Your objective: What you return must match the records character for character.

(Interface dataset entries)

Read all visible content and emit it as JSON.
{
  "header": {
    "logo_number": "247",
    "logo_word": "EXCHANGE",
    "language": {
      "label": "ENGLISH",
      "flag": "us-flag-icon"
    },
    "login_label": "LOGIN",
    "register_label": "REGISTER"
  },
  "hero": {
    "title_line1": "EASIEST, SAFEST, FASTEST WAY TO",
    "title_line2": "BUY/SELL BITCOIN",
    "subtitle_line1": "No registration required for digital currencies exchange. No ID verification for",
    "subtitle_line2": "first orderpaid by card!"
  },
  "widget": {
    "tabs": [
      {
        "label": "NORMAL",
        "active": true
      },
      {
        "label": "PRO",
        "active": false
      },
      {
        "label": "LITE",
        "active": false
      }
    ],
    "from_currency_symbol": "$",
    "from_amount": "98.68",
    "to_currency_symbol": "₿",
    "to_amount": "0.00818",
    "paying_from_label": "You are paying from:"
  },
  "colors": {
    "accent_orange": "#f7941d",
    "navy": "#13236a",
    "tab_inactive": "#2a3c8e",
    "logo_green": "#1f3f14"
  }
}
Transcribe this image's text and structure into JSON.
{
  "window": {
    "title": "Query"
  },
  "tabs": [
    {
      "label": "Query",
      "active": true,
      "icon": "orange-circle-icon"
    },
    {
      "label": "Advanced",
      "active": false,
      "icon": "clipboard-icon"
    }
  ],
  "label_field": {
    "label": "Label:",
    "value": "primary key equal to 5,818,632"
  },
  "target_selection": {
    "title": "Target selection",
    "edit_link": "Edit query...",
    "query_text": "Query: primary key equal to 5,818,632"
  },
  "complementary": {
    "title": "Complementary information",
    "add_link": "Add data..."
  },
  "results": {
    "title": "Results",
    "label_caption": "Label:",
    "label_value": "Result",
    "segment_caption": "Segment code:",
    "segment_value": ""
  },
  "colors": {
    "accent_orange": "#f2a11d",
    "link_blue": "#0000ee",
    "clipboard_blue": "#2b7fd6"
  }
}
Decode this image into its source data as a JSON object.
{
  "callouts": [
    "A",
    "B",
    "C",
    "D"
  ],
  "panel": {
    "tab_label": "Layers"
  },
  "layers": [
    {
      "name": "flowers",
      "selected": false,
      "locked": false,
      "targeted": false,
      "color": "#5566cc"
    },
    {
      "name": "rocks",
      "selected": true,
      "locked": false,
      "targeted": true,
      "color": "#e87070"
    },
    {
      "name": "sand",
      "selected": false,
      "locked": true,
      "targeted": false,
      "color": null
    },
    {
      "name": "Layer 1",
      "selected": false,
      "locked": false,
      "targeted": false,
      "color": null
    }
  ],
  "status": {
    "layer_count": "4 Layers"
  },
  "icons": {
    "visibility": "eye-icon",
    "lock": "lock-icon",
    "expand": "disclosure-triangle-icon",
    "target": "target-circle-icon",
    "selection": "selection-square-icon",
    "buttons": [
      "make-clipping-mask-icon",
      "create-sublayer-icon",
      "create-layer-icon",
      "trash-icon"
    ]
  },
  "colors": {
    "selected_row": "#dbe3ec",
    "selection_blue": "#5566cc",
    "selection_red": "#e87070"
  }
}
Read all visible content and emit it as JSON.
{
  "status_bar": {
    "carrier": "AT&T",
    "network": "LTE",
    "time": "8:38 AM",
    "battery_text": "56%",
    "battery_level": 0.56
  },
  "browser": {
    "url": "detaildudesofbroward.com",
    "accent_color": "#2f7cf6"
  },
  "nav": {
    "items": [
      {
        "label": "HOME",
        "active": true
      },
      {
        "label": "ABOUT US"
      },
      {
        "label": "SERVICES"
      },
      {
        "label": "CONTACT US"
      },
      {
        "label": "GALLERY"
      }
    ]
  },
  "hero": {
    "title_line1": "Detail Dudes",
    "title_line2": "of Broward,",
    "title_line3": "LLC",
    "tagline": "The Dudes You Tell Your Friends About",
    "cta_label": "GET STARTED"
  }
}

Exercise result:
Read all visible content and emit it as JSON.
{
  "header": {
    "logo_number": "247",
    "logo_word": "EXCHANGE",
    "language": {
      "label": "ENGLISH",
      "flag": "us-flag-icon"
    },
    "login_label": "LOGIN",
    "register_label": "REGISTER"
  },
  "hero": {
    "title_line1": "EASIEST, SAFEST, FASTEST WAY TO",
    "title_line2": "BUY/SELL BITCOIN",
    "subtitle_line1": "No registration required for digital currencies exchange. No ID verification for",
    "subtitle_line2": "first orderpaid by card!"
  },
  "widget": {
    "tabs": [
      {
        "label": "NORMAL",
        "active": true
      },
      {
        "label": "PRO",
        "active": false
      },
      {
        "label": "LITE",
        "active": false
      }
    ],
    "from_currency_symbol": "$",
    "from_amount": "98.68",
    "to_currency_symbol": "₿",
    "to_amount": "0.00818",
    "paying_from_label": "You are paying from:"
  },
  "colors": {
    "accent_orange": "#f7941d",
    "navy": "#13236a",
    "tab_inactive": "#2a3c8e",
    "logo_green": "#1f3f14"
  }
}
Transcribe this image's text and structure into JSON.
{
  "window": {
    "title": "Query"
  },
  "tabs": [
    {
      "label": "Query",
      "active": true,
      "icon": "orange-circle-icon"
    },
    {
      "label": "Advanced",
      "active": false,
      "icon": "clipboard-icon"
    }
  ],
  "label_field": {
    "label": "Label:",
    "value": "primary key equal to 5,818,632"
  },
  "target_selection": {
    "title": "Target selection",
    "edit_link": "Edit query...",
    "query_text": "Query: primary key equal to 5,818,632"
  },
  "complementary": {
    "title": "Complementary information",
    "add_link": "Add data..."
  },
  "results": {
    "title": "Results",
    "label_caption": "Label:",
    "label_value": "Result",
    "segment_caption": "Segment code:",
    "segment_value": ""
  },
  "colors": {
    "accent_orange": "#f2a11d",
    "link_blue": "#0000ee",
    "clipboard_blue": "#2b7fd6"
  }
}
Decode this image into its source data as a JSON object.
{
  "callouts": [
    "A",
    "B",
    "C",
    "D"
  ],
  "panel": {
    "tab_label": "Layers"
  },
  "layers": [
    {
      "name": "flowers",
      "selected": false,
      "locked": false,
      "targeted": false,
      "color": "#5566cc"
    },
    {
      "name": "rocks",
      "selected": true,
      "locked": false,
      "targeted": true,
      "color": "#e87070"
    },
    {
      "name": "sand",
      "selected": false,
      "locked": true,
      "targeted": false,
      "color": null
    },
    {
      "name": "Layer 1",
      "selected": false,
      "locked": false,
      "targeted": false,
      "color": null
    }
  ],
  "status": {
    "layer_count": "4 Layers"
  },
  "icons": {
    "visibility": "eye-icon",
    "lock": "lock-icon",
    "expand": "disclosure-triangle-icon",
    "target": "target-circle-icon",
    "selection": "selection-square-icon",
    "buttons": [
      "make-clipping-mask-icon",
      "create-sublayer-icon",
      "create-layer-icon",
      "trash-icon"
    ]
  },
  "colors": {
    "selected_row": "#dbe3ec",
    "selection_blue": "#5566cc",
    "selection_red": "#e87070"
  }
}
Read all visible content and emit it as JSON.
{
  "status_bar": {
    "carrier": "AT&T",
    "network": "LTE",
    "time": "8:38 AM",
    "battery_text": "56%",
    "battery_level": 0.56
  },
  "browser": {
    "url": "detaildudesofbroward.com",
    "accent_color": "#2f7cf6"
  },
  "nav": {
    "items": [
      {
        "label": "HOME",
        "active": true
      },
      {
        "label": "ABOUT US"
      },
      {
        "label": "SERVICES"
      },
      {
        "label": "CONTACT US"
      },
      {
        "label": "GALLERY"
      }
    ]
  },
  "hero": {
    "title_line1": "Detail Dudes",
    "title_line2": "of Broward,",
    "title_line3": "LLC",
    "tagline": "The Dudes You Tell Your Friends About",
    "cta_label": "GET STARTED"
  }
}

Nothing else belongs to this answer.